→ About this exercise
Report every line of the entries that contains the word "title".

(Stored items)

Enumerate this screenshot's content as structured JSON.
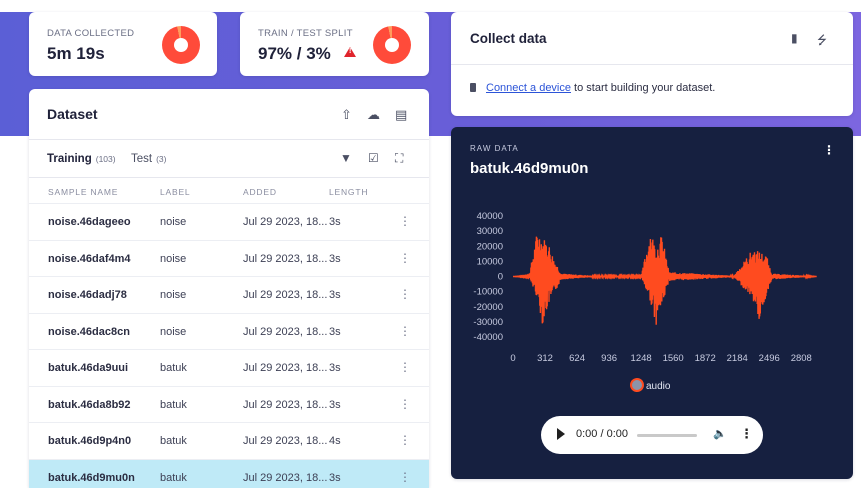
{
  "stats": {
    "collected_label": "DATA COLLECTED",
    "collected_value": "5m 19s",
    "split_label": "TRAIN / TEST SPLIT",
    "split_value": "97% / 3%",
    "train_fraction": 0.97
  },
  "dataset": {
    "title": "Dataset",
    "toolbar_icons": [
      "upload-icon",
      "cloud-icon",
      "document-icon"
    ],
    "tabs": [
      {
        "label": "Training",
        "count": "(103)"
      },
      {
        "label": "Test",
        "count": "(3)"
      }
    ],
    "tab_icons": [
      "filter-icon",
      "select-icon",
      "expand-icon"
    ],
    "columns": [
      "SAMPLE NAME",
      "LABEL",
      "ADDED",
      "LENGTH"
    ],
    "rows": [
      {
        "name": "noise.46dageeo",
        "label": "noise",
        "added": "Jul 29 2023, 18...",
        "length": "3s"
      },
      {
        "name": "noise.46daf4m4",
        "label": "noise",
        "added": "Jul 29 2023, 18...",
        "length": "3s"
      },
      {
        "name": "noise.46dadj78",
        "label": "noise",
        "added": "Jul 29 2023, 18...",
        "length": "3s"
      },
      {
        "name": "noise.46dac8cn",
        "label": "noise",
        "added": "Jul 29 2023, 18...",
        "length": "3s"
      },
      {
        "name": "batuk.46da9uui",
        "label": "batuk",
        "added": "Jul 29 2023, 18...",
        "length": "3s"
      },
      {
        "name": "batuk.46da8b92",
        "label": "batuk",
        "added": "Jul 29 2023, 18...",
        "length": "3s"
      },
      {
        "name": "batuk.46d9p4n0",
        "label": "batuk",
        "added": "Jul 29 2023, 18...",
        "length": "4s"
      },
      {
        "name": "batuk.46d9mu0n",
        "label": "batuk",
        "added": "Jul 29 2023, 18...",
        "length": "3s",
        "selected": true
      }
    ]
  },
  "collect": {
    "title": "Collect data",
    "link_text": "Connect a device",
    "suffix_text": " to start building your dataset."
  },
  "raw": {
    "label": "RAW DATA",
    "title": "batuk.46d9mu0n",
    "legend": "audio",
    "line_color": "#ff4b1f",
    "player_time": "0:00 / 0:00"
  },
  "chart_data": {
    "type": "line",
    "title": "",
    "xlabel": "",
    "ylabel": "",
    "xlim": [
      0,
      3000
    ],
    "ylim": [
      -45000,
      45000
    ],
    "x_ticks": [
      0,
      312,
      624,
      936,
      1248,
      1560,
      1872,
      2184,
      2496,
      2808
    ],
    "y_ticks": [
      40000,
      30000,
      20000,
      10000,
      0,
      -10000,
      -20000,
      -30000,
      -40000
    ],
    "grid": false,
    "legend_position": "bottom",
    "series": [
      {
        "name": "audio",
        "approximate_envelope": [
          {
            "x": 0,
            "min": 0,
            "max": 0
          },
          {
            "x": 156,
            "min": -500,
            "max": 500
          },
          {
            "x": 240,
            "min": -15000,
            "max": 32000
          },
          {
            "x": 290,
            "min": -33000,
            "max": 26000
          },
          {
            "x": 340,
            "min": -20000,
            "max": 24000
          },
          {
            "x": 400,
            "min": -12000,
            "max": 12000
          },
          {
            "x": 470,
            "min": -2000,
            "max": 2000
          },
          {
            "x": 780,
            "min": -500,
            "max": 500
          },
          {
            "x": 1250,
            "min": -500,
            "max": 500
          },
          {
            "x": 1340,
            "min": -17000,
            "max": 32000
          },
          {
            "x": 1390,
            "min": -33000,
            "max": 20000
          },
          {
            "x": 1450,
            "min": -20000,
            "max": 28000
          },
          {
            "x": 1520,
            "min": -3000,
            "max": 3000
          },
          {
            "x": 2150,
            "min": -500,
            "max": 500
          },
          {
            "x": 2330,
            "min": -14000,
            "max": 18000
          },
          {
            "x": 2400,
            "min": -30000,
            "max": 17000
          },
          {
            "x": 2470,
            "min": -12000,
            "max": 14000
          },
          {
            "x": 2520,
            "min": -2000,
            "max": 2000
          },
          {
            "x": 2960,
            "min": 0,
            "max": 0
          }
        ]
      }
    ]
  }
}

→ Result
    "title": "Dataset",
    "title": "Collect data",
    "title": "batuk.46d9mu0n",
    "title": "",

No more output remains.